COPYRIGHT
Internet

 

he Court of Justice of the European Union gave judgment this morning in Case C-314/12 UPC Telekabel Wien GmbH v Constantin Film Verleih GmbH and Wega Filmproduktionsgesellschaft mbH, a reference for a preliminary ruling from the Oberster Gerichtshof (the Austrian Supreme Court).   Curia’s own media release says this : An internet service provider may be ordered to block its customers’ access to a copyright-infringing website Such an injunction and its enforcement must, however, ensure a fair balance between the fundamental rights concerned

Two Austrian film companies – Constantin Film Verleih and Wega Filmproduktionsgesellschaft – claimed that website kino.to illegally streams their copyrighted films to Internet provider UPC Telekabel Wien’s users. While UPC has no direct connection to the website, the film companies sought a court order forcing the ISP to block its users from the website. A trial court granted the injunction, and an appeals court affirmed, but neither specified how UPC should carry out the block. The Austrian Supreme Court asked the Court of Justice of the European Union to advise whether the injunction against UPC conflicted with EU copyright law, and whether the Internet provider can be considered an intermediary to the infringement.

In the new judgment, the Court holds … that a person who makes protected subject-matter available to the public on a website without the agreement of the rightholder is using the services of the business which provides internet access to persons accessing that subject-matter. Thus, an ISP which allows its customers to access protected subject-matter made available to the public on the internet by a third party is an intermediary whose services are used to infringe a copyright.  The Court notes … that the directive, which seeks to guarantee a high level of protection of rightholders, does not require a specific relationship between the person infringing copyright and the intermediary against whom an injunction may be issued. Nor is it necessary to prove that the customers of the ISP actually access the protected subject-matter made accessible on the third party’s website, because the directive requires that the measures which the Member States must take in order to conform to that directive are aimed not only at bringing infringements of copyright and of related rights to an end, but also at preventing them holding “To exclude internet service providers from the scope of the law would substantially diminish the protection of rightholders sought by that directive.”

However there are several fundamental rights at issue, Member States must ensure that they rely on an interpretation of EU law and their national law which allows a fair balance to be struck between those fundamental rights and strike a balance between copyright holders, the business interests of Internet providers and the right to information enjoyed by EU citizens.

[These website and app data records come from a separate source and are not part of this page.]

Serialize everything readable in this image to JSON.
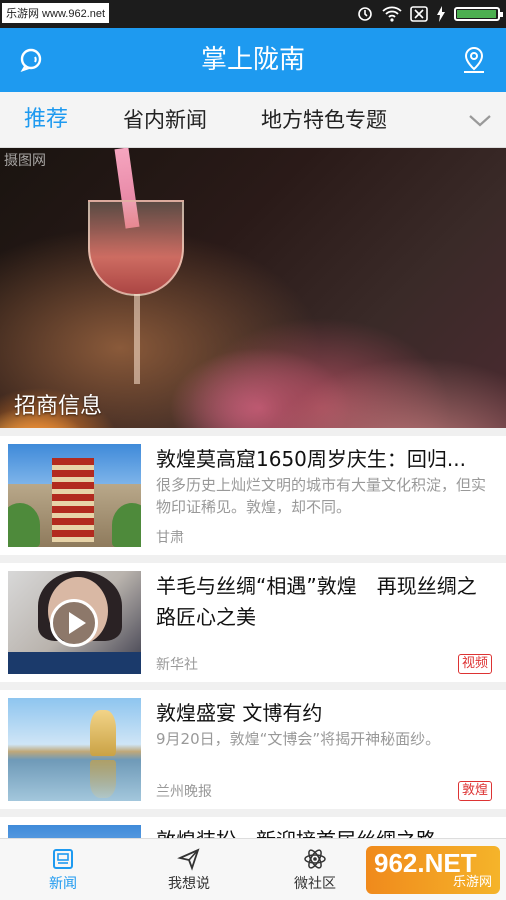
{
  "status_bar": {
    "watermark": "乐游网 www.962.net",
    "battery_level": 0.92,
    "accent": "#1e9af0"
  },
  "header": {
    "title": "掌上陇南",
    "left_icon": "search-chat-icon",
    "right_icon": "location-pin-icon"
  },
  "tabs": [
    {
      "label": "推荐",
      "active": true
    },
    {
      "label": "省内新闻",
      "active": false
    },
    {
      "label": "地方特色专题",
      "active": false
    }
  ],
  "banner": {
    "caption": "招商信息",
    "watermark": "摄图网"
  },
  "news": [
    {
      "title": "敦煌莫高窟1650周岁庆生：回归...",
      "desc": "很多历史上灿烂文明的城市有大量文化积淀，但实物印证稀见。敦煌，却不同。",
      "source": "甘肃",
      "tag": ""
    },
    {
      "title": "羊毛与丝绸“相遇”敦煌　再现丝绸之路匠心之美",
      "desc": "",
      "source": "新华社",
      "tag": "视频"
    },
    {
      "title": "敦煌盛宴 文博有约",
      "desc": "9月20日，敦煌“文博会”将揭开神秘面纱。",
      "source": "兰州晚报",
      "tag": "敦煌"
    },
    {
      "title": "敦煌装扮，新迎接首届丝绸之路...",
      "desc": "",
      "source": "",
      "tag": ""
    }
  ],
  "bottom_nav": [
    {
      "label": "新闻",
      "icon": "news-icon",
      "active": true
    },
    {
      "label": "我想说",
      "icon": "send-icon",
      "active": false
    },
    {
      "label": "微社区",
      "icon": "atom-icon",
      "active": false
    }
  ],
  "corner_watermark": {
    "big": "962.NET",
    "small": "乐游网"
  }
}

The Court therefore holds that the fundamental rights concerned do not preclude such an injunction, on two conditions: (i) that the measures taken by the ISP do not unnecessarily deprive users of the possibility of lawfully accessing the information available (the rights of the users) and (ii) that those measures have the effect of preventing unauthorised access to the protected subject-matter or, at least, of making it difficult to achieve and of seriously discouraging users from accessing the subject-matter that has been made available to them in breach of the intellectual property right  [in order to respect the intellectual property rights of rights owners]. The Court states that internet users and also, indeed, the ISP must be able to assert their rights before the court. It is a matter for the national authorities and courts to check whether those conditions are satisfied.

The ruling confirms an opinion last year from the European Court of Justice’s Advocate General  Cruz Villalón which held that It is incompatible with the weighing of the fundamental rights of the parties to prohibit an internet service provider generally and without ordering specific measures – However, a specific blocking measure imposed on a provider relating to a specific website is not, in principle, disproportionate.

In related news, German music collecting society GEMA is reporting a legal victory over the popular UseNeXt service provider. GEMA says it has obtained a “ground breaking” court injunction which compels Aviteo Ltd, operator of UseNeXT, to prevent copyright infringement on a selection of songs in GEMA’s repertoire or face being held liable for their misuse.

 

http://the1709blog.blogspot.co.uk/2014/03/blocking-orders-fine-so-long-as-theyre.html

http://www.lexology.com/library/detail.aspx?g=63628fa3-7004-4afa-9415-ef56d08006dd

http://torrentfreak.com/court-orders-usenet-provider-to-prevent-copyright-infringement-140327/